Q&A: Cast Shot Blast Media Questions Answered by Transmet EngineersDec 13 2016, by Transmet Blog in
We sat down with engineers from Transmet Corporation to discuss cast shot blast media and answer the questions that are frequently asked at trade shows, on the phone, and in the field.
Transmet manufactures Cast Zinc Shot and Cast Aluminum Shot at their plant in Columbus, Ohio. The high durability blast media is used in various manufacturing operations across the world.
Q&A: Cast Shot Blast Media
Q: When should we use Cast Zinc Shot and when should we use Cast Aluminum Shot?
A: We typically recommend Cast Zinc Shot first, because it has a higher density and typically works faster. When a part is prone to warping during shot blasting, Cast Aluminum Shot is a better choice.
Q: What gives Transmet Blast Media its teardrop shape?
A: The tails, as we like to call them, are a product of our unique casting process. The soft metal rounds up in about 50 cycles. Even with 100% new cast shot blast media you will not see any issue with the tails. As part of a working mix new shot is less that 1% part of any mix.
Q: What is the cycle life of Cast Aluminum Shot compared to the 14,000 cycle life of Cast Zinc Shot?
A: Cast Aluminum Shot has a cycle life of 8,000 hits.
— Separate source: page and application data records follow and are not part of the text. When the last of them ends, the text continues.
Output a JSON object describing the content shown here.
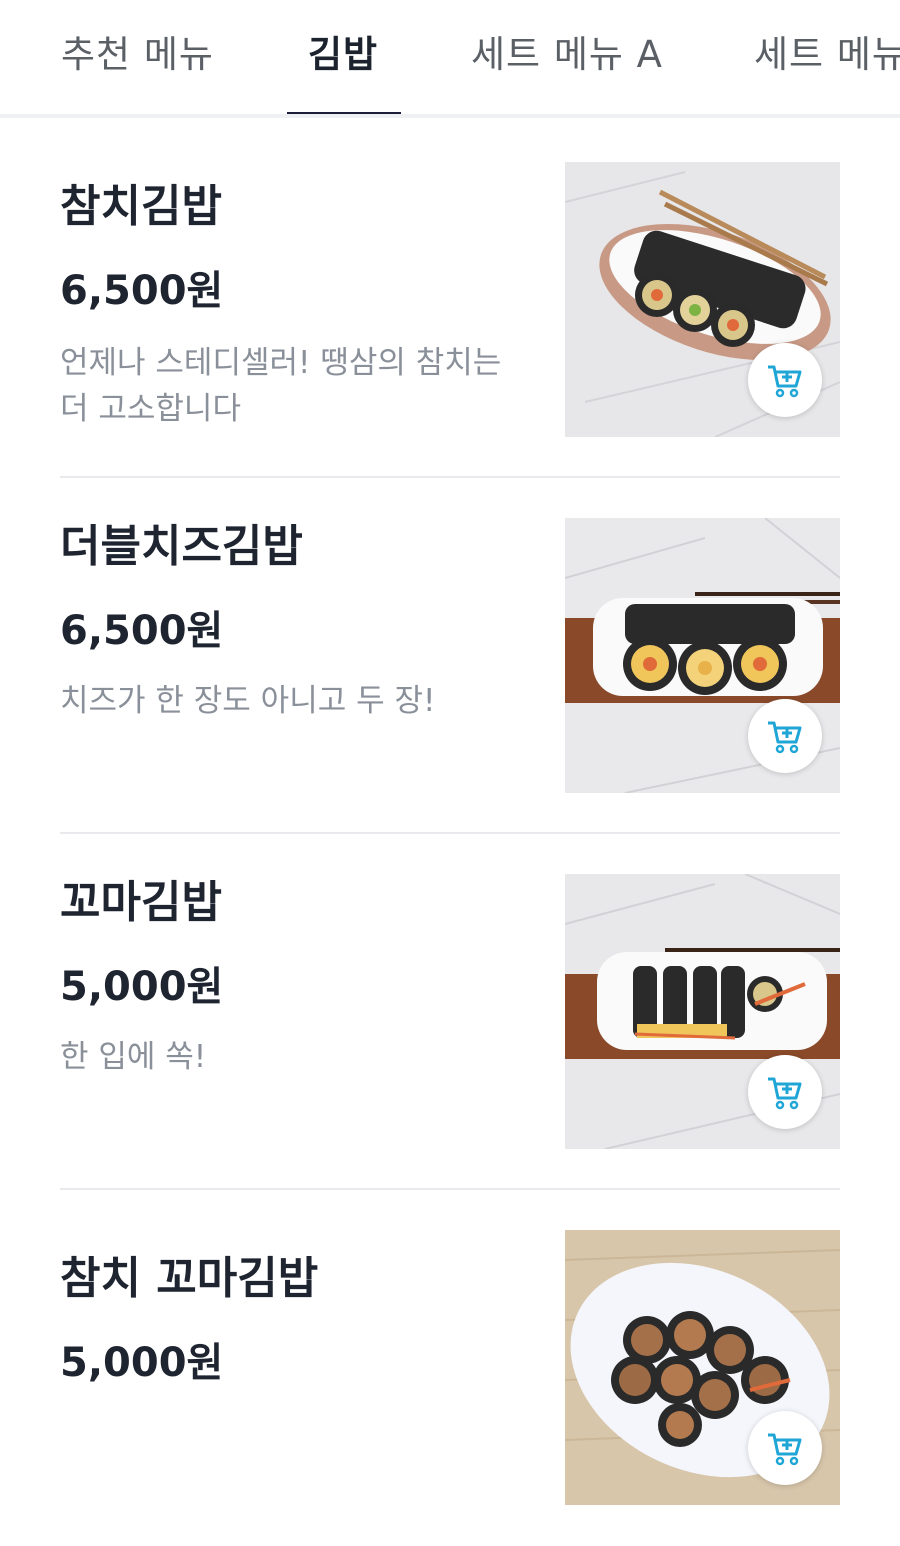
{
  "tabs": [
    {
      "label": "추천 메뉴",
      "active": false
    },
    {
      "label": "김밥",
      "active": true
    },
    {
      "label": "세트 메뉴 A",
      "active": false
    },
    {
      "label": "세트 메뉴",
      "active": false
    }
  ],
  "menu_items": [
    {
      "name": "참치김밥",
      "price": "6,500원",
      "description": "언제나 스테디셀러! 땡삼의 참치는 더 고소합니다",
      "photo": "tuna-kimbap-photo"
    },
    {
      "name": "더블치즈김밥",
      "price": "6,500원",
      "description": "치즈가 한 장도 아니고 두 장!",
      "photo": "double-cheese-kimbap-photo"
    },
    {
      "name": "꼬마김밥",
      "price": "5,000원",
      "description": "한 입에 쏙!",
      "photo": "mini-kimbap-photo"
    },
    {
      "name": "참치 꼬마김밥",
      "price": "5,000원",
      "description": "",
      "photo": "tuna-mini-kimbap-photo"
    }
  ],
  "icons": {
    "cart_add": "cart-add-icon"
  },
  "colors": {
    "accent": "#1c1d3a",
    "cart_icon": "#1fa6d6",
    "text": "#1e2430",
    "muted": "#8a9099"
  }
}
These numbers come from testing in the Ervin Test Machine.
Q: Can Transmet blast media (Cast Zinc Shot and Cast Aluminum Shot) be used in existing wheel blast and tumble blast machines, as nobody wants to change their machinery?
A: Yes, both Zinc Shot and Aluminum Shot work well in wheel blast (tumble and others) machines, as well as air blast systems.
Q: Can we use Cast Aluminum Shot for removing powder coat from aluminum parts?
A: Yes, Cast Aluminum Shot will work, but we have found that Cast Zinc Shot works faster.
Q: Our aluminum castings turn black after heat treatment. What type of Transmet blast media should be used and can it make the castings brighter and more appealing?
A: Both types of Transmet blast media will work, but Cast Zinc Shot will be faster. Cast Aluminum Shot on aluminum parts will leave a flatter, more matte surface finish. Cast Zinc Shot is going to leave a brighter, more shiny surface on aluminum parts.
Q: What product do you suggest to customers who are already using Stainless Steel Shot for blasting?
A: Cast Zinc Shot is typically a great replacement for Stainless Steel Shot blast media.
Q: Can Transmet Cast Aluminum Shot completely remove flash with a thickness of 0.50 mm, and if so, will it damage the casting?
A: Cast Aluminum Shot will have difficulty removing flash at that thickness. Cast Zinc Shot would be a better choice, most likely our larger RSZ-850-ZA4 (850-micron) Shot.
Q: Can Transmet Aluminum Flakes be used in Polyester molds and Vinylester molds? What are the technical benefits and cost benefits of using Transmet Aluminum Flakes?
A: The Aluminum Flake tends to float on top of the resin systems; mixing is required to get it into solution. Our 2N alloy Cast Aluminum Shot wets out very well in resin systems with no mixing necessary. Loadings up to 60% by volume can be used. Heat transfer rates can be improved by 5X. Cast Aluminum Shot is also cheaper than most resin systems, so displacing the resin with aluminum is a cost benefit.
Q: Your blast media is measured in Knoop hardness; what is the equivalent hardness in BRC and BHN?
A: We use the Knoop scale for our blast media hardness measurements. The Rockwell C scale does not measure in this range. Most of your aluminum casting customers should have some familiarity with Koop hardness. Brinell is another scale used in aluminum casting and it is similar in number to Knoop.
Q: Can we use Cast Zinc Shot or Cast Aluminum Shot for sheet metal blasting?
A: We have not been strong in this market.
Q: Does Cast Aluminum Shot work for paint removal from gas cylinders?
A: Yes, Cast Aluminum Shot works well in this application. Cast Zinc Shot will work even faster for removing paint from gas cylinders.
If you have questions of your own for Transmet Corporation, please Contact Us or fill out the form at the bottom of the page. Here are some useful links to learn more: